    Though I do start a GNOME session sometimes, I find it a bit counter-intuitive (but that’s probably just me), and to be honest, ugly – especially the default dull rusty color schemes. Even my 5 yr old son (who has Ubuntu on his computer) likes Kubuntu better, maybe the choice of a linux distro is genetic.
    I haven’t noticed any significant speed differences between the two.

  4. I use google reader for all my RSS feeds. Google reader has some interesting way of discerning the choices you make while you subscribe to blog or news feeds, and based on that makes a recommendation, and today guess what happened your blog popped up. Through this mechanism I’ve subscribed to many Pakistani/desi blogs already, and when I saw your link, I thought, God another Pakistani blog. I ‘ll pass this time. Then thought doesn’t hurt checking out, and then I went on and on, and read almost 10+ of your posts already. Frankly, I liked the non-techie posts better, filled with sarcasm and humor.

    Your blog has been starred and permanently saved/bookmarked in my reader, and I’d be able to regularly check your post. Keep writing the great stuff, and next time I am in Lahore, I’ll try to meet you in person. And I was wondering if you were able to upload SI sessions to Youtube?

  5. Thanks a lot for your appreciation and for adding me to your list Suleman, you’ve made a soon-to-be miserable old blogger happy 😀
    Definitely get in touch when you’re in Lahore and we can have coffee together. I still have the SI sessions on my harddisk, but strangely, video editing is something I have never attempted in my life till now.
    They are about 12GB of wmv files that need to be sliced and uploaded. The uploading part, I can process in parallel but need some free time to learn and do the editing/cropping part. If you can suggest a software, do let me know.

  6. Wonderful blog! I found it while browsing on Yahoo News.
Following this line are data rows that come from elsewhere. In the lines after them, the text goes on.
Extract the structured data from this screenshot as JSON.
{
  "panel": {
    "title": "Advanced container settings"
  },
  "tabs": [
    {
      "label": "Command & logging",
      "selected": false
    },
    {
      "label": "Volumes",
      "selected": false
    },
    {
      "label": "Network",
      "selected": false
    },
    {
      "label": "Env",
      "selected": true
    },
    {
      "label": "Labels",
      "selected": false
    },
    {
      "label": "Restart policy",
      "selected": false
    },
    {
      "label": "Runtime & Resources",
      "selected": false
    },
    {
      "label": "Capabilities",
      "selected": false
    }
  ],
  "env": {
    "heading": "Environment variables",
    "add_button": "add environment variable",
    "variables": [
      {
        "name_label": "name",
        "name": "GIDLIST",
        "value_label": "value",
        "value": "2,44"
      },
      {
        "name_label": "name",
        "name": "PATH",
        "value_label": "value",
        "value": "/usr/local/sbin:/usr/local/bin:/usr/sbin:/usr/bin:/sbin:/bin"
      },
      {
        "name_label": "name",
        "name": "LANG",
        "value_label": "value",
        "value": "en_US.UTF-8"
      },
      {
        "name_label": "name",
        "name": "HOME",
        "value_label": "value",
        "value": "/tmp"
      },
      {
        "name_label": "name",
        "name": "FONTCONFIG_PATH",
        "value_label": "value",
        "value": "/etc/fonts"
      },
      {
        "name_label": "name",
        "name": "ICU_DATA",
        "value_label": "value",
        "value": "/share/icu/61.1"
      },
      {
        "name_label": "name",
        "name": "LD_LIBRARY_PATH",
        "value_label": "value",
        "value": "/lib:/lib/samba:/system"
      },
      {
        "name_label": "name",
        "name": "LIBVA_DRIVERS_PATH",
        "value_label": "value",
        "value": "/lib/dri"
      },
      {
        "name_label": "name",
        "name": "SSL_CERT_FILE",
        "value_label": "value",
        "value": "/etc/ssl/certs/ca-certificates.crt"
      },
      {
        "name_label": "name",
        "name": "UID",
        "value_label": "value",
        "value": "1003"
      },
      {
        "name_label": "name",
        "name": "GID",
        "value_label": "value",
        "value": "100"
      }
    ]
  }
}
Do you have any suggestions on how to get listed in Yahoo News? I’ve been trying for a while but I never seem to get there! Cheers

Comments are closed.